_TASK ITEM:_
Return the records below exactly; pictures stay out.

_SOURCE DATA:_

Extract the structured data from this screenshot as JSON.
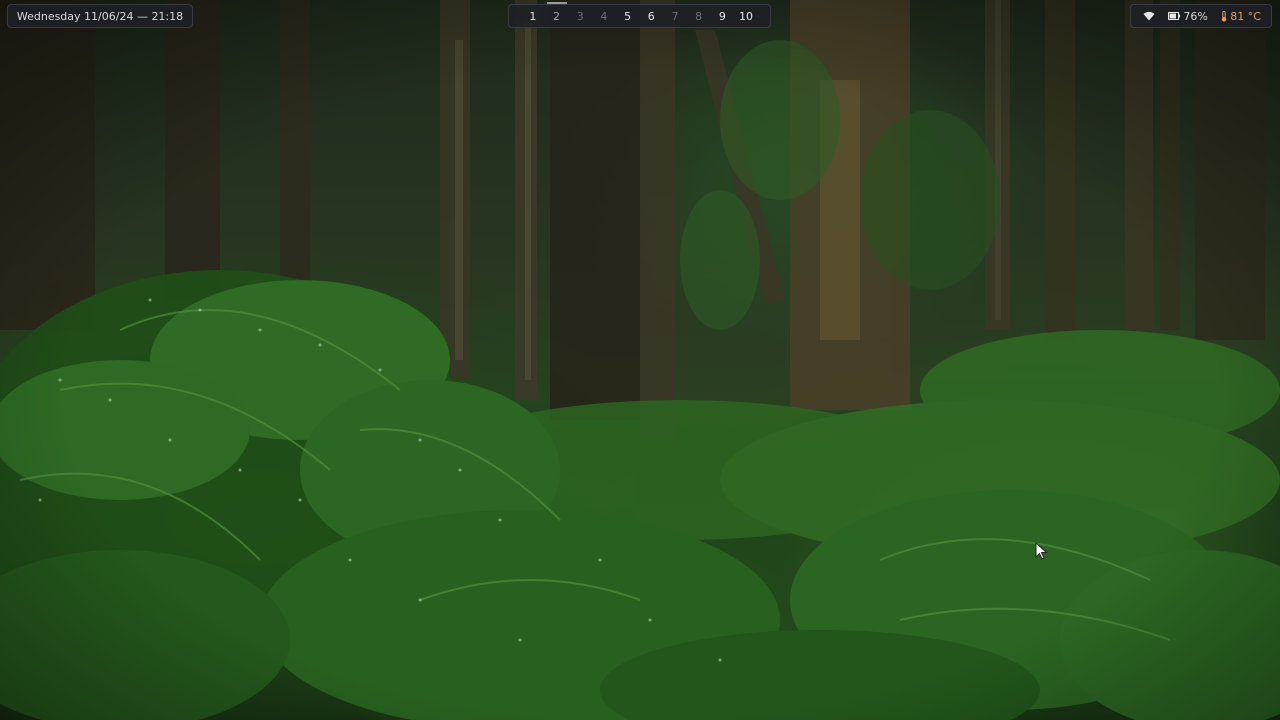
{
  "topbar": {
    "clock": {
      "datetime": "Wednesday 11/06/24 — 21:18"
    },
    "workspaces": [
      {
        "label": "1",
        "state": "occupied"
      },
      {
        "label": "2",
        "state": "active"
      },
      {
        "label": "3",
        "state": "empty"
      },
      {
        "label": "4",
        "state": "empty"
      },
      {
        "label": "5",
        "state": "occupied"
      },
      {
        "label": "6",
        "state": "occupied"
      },
      {
        "label": "7",
        "state": "empty"
      },
      {
        "label": "8",
        "state": "empty"
      },
      {
        "label": "9",
        "state": "occupied"
      },
      {
        "label": "10",
        "state": "occupied"
      }
    ],
    "status": {
      "wifi_icon": "wifi-icon",
      "battery_icon": "battery-icon",
      "battery": "76%",
      "temp_icon": "thermometer-icon",
      "temperature": "81 °C",
      "temperature_color": "#e8a15a"
    }
  },
  "wallpaper": {
    "subject": "forest-ferns"
  }
}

_FINISHED TASK:_
Extract the structured data from this screenshot as JSON.
{
  "topbar": {
    "clock": {
      "datetime": "Wednesday 11/06/24 — 21:18"
    },
    "workspaces": [
      {
        "label": "1",
        "state": "occupied"
      },
      {
        "label": "2",
        "state": "active"
      },
      {
        "label": "3",
        "state": "empty"
      },
      {
        "label": "4",
        "state": "empty"
      },
      {
        "label": "5",
        "state": "occupied"
      },
      {
        "label": "6",
        "state": "occupied"
      },
      {
        "label": "7",
        "state": "empty"
      },
      {
        "label": "8",
        "state": "empty"
      },
      {
        "label": "9",
        "state": "occupied"
      },
      {
        "label": "10",
        "state": "occupied"
      }
    ],
    "status": {
      "wifi_icon": "wifi-icon",
      "battery_icon": "battery-icon",
      "battery": "76%",
      "temp_icon": "thermometer-icon",
      "temperature": "81 °C",
      "temperature_color": "#e8a15a"
    }
  },
  "wallpaper": {
    "subject": "forest-ferns"
  }
}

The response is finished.